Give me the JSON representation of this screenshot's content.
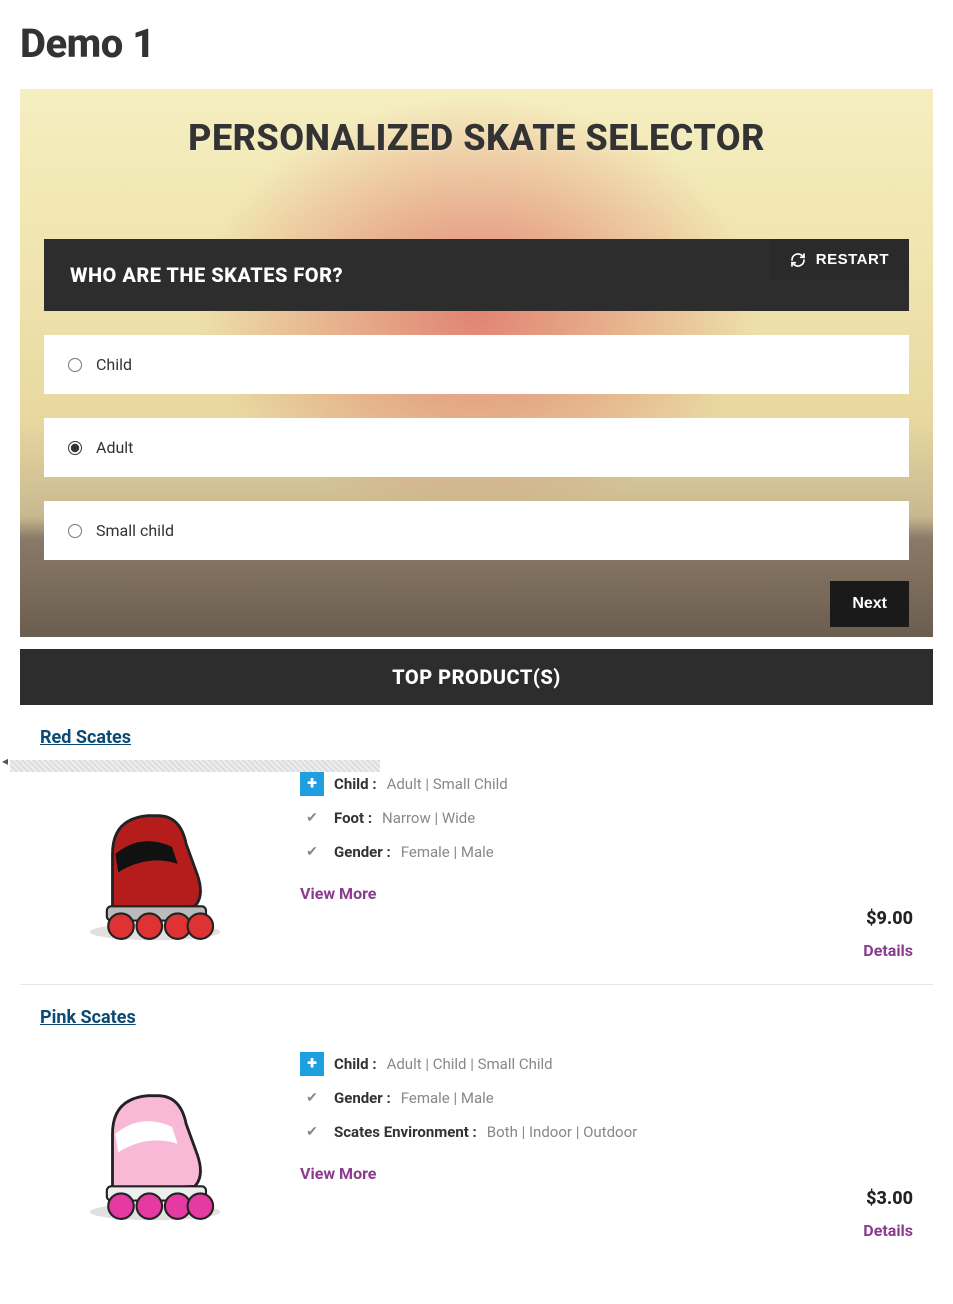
{
  "page_title": "Demo 1",
  "selector": {
    "heading": "PERSONALIZED SKATE SELECTOR",
    "restart_label": "RESTART",
    "question": "WHO ARE THE SKATES FOR?",
    "options": [
      "Child",
      "Adult",
      "Small child"
    ],
    "selected_index": 1,
    "next_label": "Next"
  },
  "top_products_heading": "TOP PRODUCT(S)",
  "view_more_label": "View More",
  "details_label": "Details",
  "products": [
    {
      "title": "Red Scates",
      "price": "$9.00",
      "attrs": [
        {
          "badge": "plus",
          "key": "Child :",
          "vals": "Adult | Small Child"
        },
        {
          "badge": "check",
          "key": "Foot :",
          "vals": "Narrow | Wide"
        },
        {
          "badge": "check",
          "key": "Gender :",
          "vals": "Female | Male"
        }
      ]
    },
    {
      "title": "Pink Scates",
      "price": "$3.00",
      "attrs": [
        {
          "badge": "plus",
          "key": "Child :",
          "vals": "Adult | Child | Small Child"
        },
        {
          "badge": "check",
          "key": "Gender :",
          "vals": "Female | Male"
        },
        {
          "badge": "check",
          "key": "Scates Environment :",
          "vals": "Both | Indoor | Outdoor"
        }
      ]
    }
  ]
}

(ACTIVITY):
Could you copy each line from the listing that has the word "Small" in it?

(REPLY):
      "Small child"
          "vals": "Adult | Small Child"
          "vals": "Adult | Child | Small Child"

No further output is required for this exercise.